is Governance, Governance, Governance BEFORE you deploy SharePoint 2010.


For other security holes that you may not know about, check out this older blog post:


NOTE:  The only way to ensure full compliance of auditing is to turn C2 Auditing on and let the SQL Server storage explosion begin!

SharePoint Health Analyzer Jobs

SharePoint has the ability to heal itself.  Pretty cool concept invented by the guys at IBM a long time ago and finally being
worked into Microsoft products.  In central administration you will find the 'monitoring' page has some pretty neat things on it:

One of the coolest is the Health Analyzer Rules. By clicking on Review Rule Definitions, we will see several of these:

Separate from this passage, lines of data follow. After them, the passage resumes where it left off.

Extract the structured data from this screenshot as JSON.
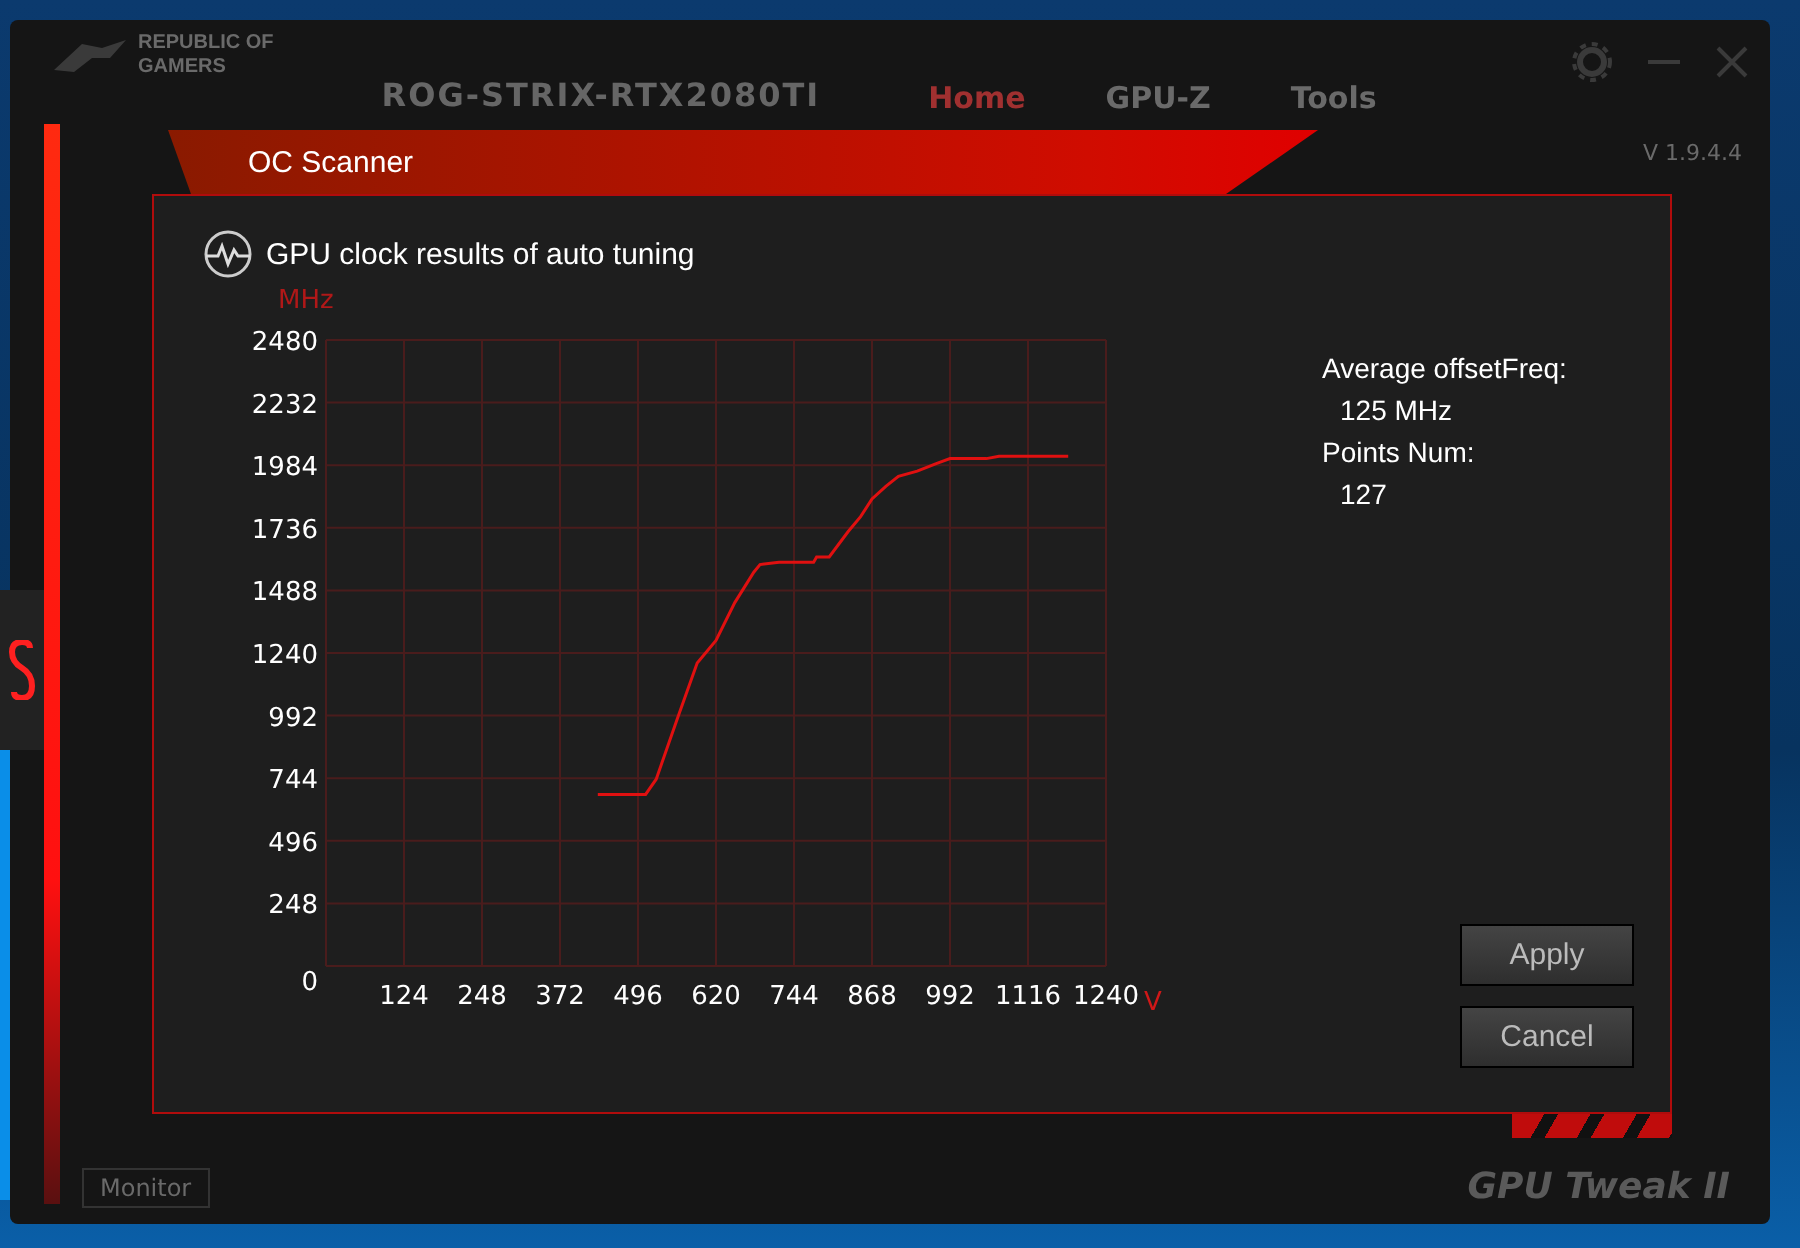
{
  "background_app": {
    "logo_lines": [
      "REPUBLIC OF",
      "GAMERS"
    ],
    "device": "ROG-STRIX-RTX2080TI",
    "tabs": [
      {
        "label": "Home",
        "selected": true
      },
      {
        "label": "GPU-Z",
        "selected": false
      },
      {
        "label": "Tools",
        "selected": false
      }
    ],
    "version": "V 1.9.4.4",
    "footer_button": "Monitor",
    "brand": "GPU Tweak II"
  },
  "dialog": {
    "title": "OC Scanner",
    "chart_title": "GPU clock results of auto tuning",
    "chart_data": {
      "type": "line",
      "ylabel": "MHz",
      "xlabel": "V",
      "xlim": [
        0,
        1240
      ],
      "ylim": [
        0,
        2480
      ],
      "xticks": [
        124,
        248,
        372,
        496,
        620,
        744,
        868,
        992,
        1116,
        1240
      ],
      "yticks": [
        0,
        248,
        496,
        744,
        992,
        1240,
        1488,
        1736,
        1984,
        2232,
        2480
      ],
      "x": [
        432,
        508,
        525,
        560,
        590,
        620,
        650,
        680,
        690,
        720,
        775,
        780,
        800,
        830,
        850,
        868,
        890,
        910,
        940,
        970,
        992,
        1050,
        1070,
        1180
      ],
      "grid": true,
      "series": [
        {
          "color": "#e01010",
          "values": [
            680,
            680,
            740,
            990,
            1200,
            1290,
            1440,
            1560,
            1590,
            1600,
            1600,
            1620,
            1620,
            1720,
            1780,
            1850,
            1900,
            1940,
            1960,
            1990,
            2010,
            2010,
            2020,
            2020
          ]
        }
      ]
    },
    "stats": [
      {
        "label": "Average offsetFreq:",
        "value": "125 MHz"
      },
      {
        "label": "Points Num:",
        "value": "127"
      }
    ],
    "buttons": [
      "Apply",
      "Cancel"
    ]
  }
}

I have explored several of these jobs and being it is RTM, not all of them are working exactly like they were intended to.  One
example is the 'One or more categories are configured with Verbose trace logging.' rule.  This rule is designed to check
if anyone has set the logging setting to 'verbose'.  If they have, it can automatically fix this condition.

Out of the box, we can see the settings are 'Information' for Event Level and 'Medium' for trace level:

As an unexperieced SharePoint admin, you may end up clicking the "All categories" checkbox and then setting the values to
their highest level 'Verbose":


This is bad as it will generate VERY large log files in a production environment.  We are talking
gigabyptes/minute.  This is very bad for a virtualized image as the image file will grow very large.  Then try backing it
up by copying it…not fun copying a several 100's gigabyte VM file around.

Luckily, the health rule will watch for this condition and when it finds it will give us the nice red or yellow bar at the top of the Central
Administration site.  We will also see that the condition has been noted in a rule status list.  Clicking on the item, we will
get a definition of what is misconfigured, note the ability to "Repair Automatically":

Unfortunately, the logging health analyzer job needs an update.  It is suppose to reset the levels back to the default settings.  It does this for the
Trace level setting, but it doesn't touch the event level settings:

These still remain at 'Verbose' after the job runs.  The job should also set these
back to 'Information' as per the out of the box settings.

SharePoint Saturday San Diego – Call for speakers

Want to come to sunny, amazing, awesome San Diego in Feburary (2/26/2010) and meet fellow SharePoint enthusiats?  Join us as a speaker for San Diego's first SharePoint Saturday:

SPS Site:

Register Here:

Call for speakers:
Send an email to chris@sanspug.org with:

o             Name:

o             Title:

o             Company:

o             Email address (for Connections business):

o             Email address (for attendees, if different):

o             Mobile phone:

o             Web/Blog URLs (if applicable):

o             Twitter handle  (if applicable):

o             Bio: <A current bio is required>

o             Headshot: Attach a printable headshot (no 72dpi web-sized jpgs).


For each submitted topic, use the following template:


o             Title: <a sexy, marketable title that also clearly indicates the topic of the session>

o             Content Focus: <IT PRO, Dev, Bus User, Governance, 3rd party tools, etc>

o             Abstract: <abstract>

We will also require that you submit your PPTs before you are confirmed to be a speaker ( you will have till January 15th to submit the PPTs).

This event is hosted by San Diego SharePoint Users Group (www.sanspug.org)